__Task to complete__
Copy out all the lines of the data that hold the word "subject".

**** Recorded data

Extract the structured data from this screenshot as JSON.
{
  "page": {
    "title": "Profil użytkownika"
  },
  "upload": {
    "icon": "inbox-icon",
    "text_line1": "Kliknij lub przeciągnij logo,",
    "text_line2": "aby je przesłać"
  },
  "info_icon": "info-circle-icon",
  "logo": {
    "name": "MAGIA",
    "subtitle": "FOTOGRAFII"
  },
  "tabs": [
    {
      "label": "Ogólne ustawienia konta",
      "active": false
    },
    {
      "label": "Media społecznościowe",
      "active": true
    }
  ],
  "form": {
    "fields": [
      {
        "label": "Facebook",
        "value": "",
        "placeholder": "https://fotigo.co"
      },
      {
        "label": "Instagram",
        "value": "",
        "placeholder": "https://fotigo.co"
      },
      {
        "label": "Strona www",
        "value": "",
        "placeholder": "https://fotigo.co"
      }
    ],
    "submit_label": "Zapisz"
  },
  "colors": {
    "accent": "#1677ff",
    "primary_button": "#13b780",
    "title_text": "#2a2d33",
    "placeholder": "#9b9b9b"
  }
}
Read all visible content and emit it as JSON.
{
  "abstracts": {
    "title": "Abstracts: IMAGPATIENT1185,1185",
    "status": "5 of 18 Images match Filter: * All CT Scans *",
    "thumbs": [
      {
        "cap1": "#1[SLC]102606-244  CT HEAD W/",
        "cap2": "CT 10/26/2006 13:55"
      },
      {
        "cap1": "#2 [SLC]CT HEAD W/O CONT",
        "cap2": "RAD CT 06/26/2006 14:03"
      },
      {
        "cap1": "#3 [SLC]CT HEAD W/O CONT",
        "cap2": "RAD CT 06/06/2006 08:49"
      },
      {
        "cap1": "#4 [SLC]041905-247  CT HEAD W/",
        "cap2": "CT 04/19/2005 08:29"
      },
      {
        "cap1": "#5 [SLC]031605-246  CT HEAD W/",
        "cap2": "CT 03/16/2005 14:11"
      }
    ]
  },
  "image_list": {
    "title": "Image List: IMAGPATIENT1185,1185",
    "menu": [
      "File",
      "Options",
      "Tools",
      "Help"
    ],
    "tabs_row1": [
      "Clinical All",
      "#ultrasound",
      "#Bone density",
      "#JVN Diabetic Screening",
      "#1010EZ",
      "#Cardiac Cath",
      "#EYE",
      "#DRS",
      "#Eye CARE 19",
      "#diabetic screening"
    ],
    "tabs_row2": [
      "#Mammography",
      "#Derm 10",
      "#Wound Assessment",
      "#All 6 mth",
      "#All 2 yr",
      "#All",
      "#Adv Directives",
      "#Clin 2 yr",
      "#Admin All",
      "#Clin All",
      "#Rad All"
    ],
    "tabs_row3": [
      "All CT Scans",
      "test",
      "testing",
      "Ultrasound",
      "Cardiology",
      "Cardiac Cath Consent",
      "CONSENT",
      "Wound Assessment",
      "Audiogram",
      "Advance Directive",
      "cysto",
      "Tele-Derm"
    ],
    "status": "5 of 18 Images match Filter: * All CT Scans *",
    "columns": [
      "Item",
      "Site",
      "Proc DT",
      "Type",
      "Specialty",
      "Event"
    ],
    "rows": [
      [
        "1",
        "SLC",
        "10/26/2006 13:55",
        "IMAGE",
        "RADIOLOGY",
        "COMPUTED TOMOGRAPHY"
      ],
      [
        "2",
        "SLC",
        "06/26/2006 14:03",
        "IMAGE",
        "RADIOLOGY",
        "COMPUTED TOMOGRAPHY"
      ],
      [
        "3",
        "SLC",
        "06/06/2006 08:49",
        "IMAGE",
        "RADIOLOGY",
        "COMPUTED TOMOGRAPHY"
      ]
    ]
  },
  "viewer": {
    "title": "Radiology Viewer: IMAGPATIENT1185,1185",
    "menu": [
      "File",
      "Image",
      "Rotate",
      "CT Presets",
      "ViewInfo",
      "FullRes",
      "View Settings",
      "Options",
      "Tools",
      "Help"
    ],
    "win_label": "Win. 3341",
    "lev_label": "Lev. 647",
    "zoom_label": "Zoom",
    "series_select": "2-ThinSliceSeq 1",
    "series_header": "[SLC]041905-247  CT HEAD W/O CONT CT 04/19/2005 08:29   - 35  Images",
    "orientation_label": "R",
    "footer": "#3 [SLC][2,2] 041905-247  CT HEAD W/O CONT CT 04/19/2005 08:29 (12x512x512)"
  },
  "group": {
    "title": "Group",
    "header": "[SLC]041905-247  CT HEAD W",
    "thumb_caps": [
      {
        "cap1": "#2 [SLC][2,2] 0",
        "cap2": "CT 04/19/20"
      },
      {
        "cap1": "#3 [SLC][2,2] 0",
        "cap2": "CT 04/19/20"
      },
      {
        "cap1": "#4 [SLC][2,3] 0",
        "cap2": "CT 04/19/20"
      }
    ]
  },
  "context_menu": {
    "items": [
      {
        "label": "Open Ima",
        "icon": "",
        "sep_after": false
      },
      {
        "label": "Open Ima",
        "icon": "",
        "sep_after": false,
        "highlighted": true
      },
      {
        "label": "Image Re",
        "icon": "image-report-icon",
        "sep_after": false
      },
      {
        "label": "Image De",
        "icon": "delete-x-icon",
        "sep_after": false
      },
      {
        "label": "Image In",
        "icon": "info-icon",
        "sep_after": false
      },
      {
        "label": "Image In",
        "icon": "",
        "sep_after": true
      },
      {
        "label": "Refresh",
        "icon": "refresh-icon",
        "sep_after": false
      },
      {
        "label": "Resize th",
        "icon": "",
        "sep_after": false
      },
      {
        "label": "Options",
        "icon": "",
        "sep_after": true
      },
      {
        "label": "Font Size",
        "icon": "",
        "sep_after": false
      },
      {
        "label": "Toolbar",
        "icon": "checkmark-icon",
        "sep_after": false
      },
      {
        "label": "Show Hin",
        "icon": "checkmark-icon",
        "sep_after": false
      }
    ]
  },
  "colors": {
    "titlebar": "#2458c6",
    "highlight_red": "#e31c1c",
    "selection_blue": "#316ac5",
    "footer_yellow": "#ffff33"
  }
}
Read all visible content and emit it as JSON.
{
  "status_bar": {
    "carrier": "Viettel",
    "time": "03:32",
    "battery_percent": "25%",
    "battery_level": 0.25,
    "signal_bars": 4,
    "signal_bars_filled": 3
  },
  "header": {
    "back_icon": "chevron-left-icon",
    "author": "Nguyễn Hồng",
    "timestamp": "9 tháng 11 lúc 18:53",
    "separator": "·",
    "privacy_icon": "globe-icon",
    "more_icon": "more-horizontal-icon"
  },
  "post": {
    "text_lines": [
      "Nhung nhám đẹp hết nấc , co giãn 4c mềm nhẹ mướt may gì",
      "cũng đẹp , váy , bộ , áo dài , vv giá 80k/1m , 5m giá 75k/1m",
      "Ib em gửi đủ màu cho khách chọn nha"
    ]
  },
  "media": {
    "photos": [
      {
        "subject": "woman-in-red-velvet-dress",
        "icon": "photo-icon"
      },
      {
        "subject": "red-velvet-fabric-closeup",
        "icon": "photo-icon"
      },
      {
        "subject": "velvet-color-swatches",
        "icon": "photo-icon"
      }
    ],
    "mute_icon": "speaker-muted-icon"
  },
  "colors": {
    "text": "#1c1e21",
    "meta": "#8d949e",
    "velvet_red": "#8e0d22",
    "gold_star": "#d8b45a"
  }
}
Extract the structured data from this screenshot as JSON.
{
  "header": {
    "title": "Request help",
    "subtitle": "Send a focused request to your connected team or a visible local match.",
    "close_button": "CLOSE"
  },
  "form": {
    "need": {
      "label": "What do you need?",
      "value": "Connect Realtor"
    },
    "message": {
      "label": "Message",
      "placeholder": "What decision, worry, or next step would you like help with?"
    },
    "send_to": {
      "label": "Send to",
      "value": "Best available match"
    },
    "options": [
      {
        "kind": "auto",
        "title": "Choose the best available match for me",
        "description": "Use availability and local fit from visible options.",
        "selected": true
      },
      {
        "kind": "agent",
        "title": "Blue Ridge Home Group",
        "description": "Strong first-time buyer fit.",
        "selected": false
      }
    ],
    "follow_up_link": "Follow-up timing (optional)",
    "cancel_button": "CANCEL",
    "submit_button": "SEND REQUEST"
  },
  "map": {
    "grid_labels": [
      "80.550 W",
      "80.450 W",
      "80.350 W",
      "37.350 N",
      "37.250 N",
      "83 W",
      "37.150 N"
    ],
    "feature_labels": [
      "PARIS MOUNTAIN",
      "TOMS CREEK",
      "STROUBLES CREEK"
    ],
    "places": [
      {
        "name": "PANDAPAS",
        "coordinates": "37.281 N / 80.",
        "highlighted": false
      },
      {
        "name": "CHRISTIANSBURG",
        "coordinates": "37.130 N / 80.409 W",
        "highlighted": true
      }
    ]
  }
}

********

__Result of the task__
        "subject": "woman-in-red-velvet-dress",
        "subject": "red-velvet-fabric-closeup",
        "subject": "velvet-color-swatches",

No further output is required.